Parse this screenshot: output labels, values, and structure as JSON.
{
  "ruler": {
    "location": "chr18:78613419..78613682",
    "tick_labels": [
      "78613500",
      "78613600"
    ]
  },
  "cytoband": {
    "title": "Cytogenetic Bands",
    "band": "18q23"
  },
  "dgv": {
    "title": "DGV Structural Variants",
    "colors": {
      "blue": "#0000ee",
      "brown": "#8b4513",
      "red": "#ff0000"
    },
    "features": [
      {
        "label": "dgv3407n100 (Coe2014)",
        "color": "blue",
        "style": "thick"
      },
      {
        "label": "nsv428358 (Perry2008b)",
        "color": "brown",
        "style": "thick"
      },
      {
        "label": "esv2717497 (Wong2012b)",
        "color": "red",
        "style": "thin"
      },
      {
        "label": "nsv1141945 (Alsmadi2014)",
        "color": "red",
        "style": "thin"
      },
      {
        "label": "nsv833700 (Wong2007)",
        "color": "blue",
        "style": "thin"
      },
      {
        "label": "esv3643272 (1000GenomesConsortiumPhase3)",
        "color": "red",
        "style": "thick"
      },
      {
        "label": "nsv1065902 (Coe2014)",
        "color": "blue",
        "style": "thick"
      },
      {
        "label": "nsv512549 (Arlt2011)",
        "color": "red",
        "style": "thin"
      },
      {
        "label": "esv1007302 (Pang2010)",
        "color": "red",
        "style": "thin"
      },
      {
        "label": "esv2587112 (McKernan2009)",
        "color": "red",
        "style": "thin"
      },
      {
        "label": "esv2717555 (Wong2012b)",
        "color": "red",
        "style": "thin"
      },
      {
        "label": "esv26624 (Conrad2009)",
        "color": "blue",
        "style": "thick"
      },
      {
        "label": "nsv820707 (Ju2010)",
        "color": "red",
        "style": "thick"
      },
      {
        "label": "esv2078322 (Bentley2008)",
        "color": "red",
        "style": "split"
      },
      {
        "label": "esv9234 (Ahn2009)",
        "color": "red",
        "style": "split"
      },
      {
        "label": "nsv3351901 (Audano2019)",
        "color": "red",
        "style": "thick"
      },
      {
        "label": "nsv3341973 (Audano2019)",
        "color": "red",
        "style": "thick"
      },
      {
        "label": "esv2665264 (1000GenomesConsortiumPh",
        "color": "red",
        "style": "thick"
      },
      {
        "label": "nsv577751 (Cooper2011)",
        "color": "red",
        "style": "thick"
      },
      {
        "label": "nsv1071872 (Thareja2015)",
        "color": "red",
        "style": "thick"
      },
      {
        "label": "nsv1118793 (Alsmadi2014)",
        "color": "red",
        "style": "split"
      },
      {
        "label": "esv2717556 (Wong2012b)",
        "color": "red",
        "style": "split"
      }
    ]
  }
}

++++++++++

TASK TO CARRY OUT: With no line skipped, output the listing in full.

ANSWER:
Parse this screenshot: output labels, values, and structure as JSON.
{
  "ruler": {
    "location": "chr18:78613419..78613682",
    "tick_labels": [
      "78613500",
      "78613600"
    ]
  },
  "cytoband": {
    "title": "Cytogenetic Bands",
    "band": "18q23"
  },
  "dgv": {
    "title": "DGV Structural Variants",
    "colors": {
      "blue": "#0000ee",
      "brown": "#8b4513",
      "red": "#ff0000"
    },
    "features": [
      {
        "label": "dgv3407n100 (Coe2014)",
        "color": "blue",
        "style": "thick"
      },
      {
        "label": "nsv428358 (Perry2008b)",
        "color": "brown",
        "style": "thick"
      },
      {
        "label": "esv2717497 (Wong2012b)",
        "color": "red",
        "style": "thin"
      },
      {
        "label": "nsv1141945 (Alsmadi2014)",
        "color": "red",
        "style": "thin"
      },
      {
        "label": "nsv833700 (Wong2007)",
        "color": "blue",
        "style": "thin"
      },
      {
        "label": "esv3643272 (1000GenomesConsortiumPhase3)",
        "color": "red",
        "style": "thick"
      },
      {
        "label": "nsv1065902 (Coe2014)",
        "color": "blue",
        "style": "thick"
      },
      {
        "label": "nsv512549 (Arlt2011)",
        "color": "red",
        "style": "thin"
      },
      {
        "label": "esv1007302 (Pang2010)",
        "color": "red",
        "style": "thin"
      },
      {
        "label": "esv2587112 (McKernan2009)",
        "color": "red",
        "style": "thin"
      },
      {
        "label": "esv2717555 (Wong2012b)",
        "color": "red",
        "style": "thin"
      },
      {
        "label": "esv26624 (Conrad2009)",
        "color": "blue",
        "style": "thick"
      },
      {
        "label": "nsv820707 (Ju2010)",
        "color": "red",
        "style": "thick"
      },
      {
        "label": "esv2078322 (Bentley2008)",
        "color": "red",
        "style": "split"
      },
      {
        "label": "esv9234 (Ahn2009)",
        "color": "red",
        "style": "split"
      },
      {
        "label": "nsv3351901 (Audano2019)",
        "color": "red",
        "style": "thick"
      },
      {
        "label": "nsv3341973 (Audano2019)",
        "color": "red",
        "style": "thick"
      },
      {
        "label": "esv2665264 (1000GenomesConsortiumPh",
        "color": "red",
        "style": "thick"
      },
      {
        "label": "nsv577751 (Cooper2011)",
        "color": "red",
        "style": "thick"
      },
      {
        "label": "nsv1071872 (Thareja2015)",
        "color": "red",
        "style": "thick"
      },
      {
        "label": "nsv1118793 (Alsmadi2014)",
        "color": "red",
        "style": "split"
      },
      {
        "label": "esv2717556 (Wong2012b)",
        "color": "red",
        "style": "split"
      }
    ]
  }
}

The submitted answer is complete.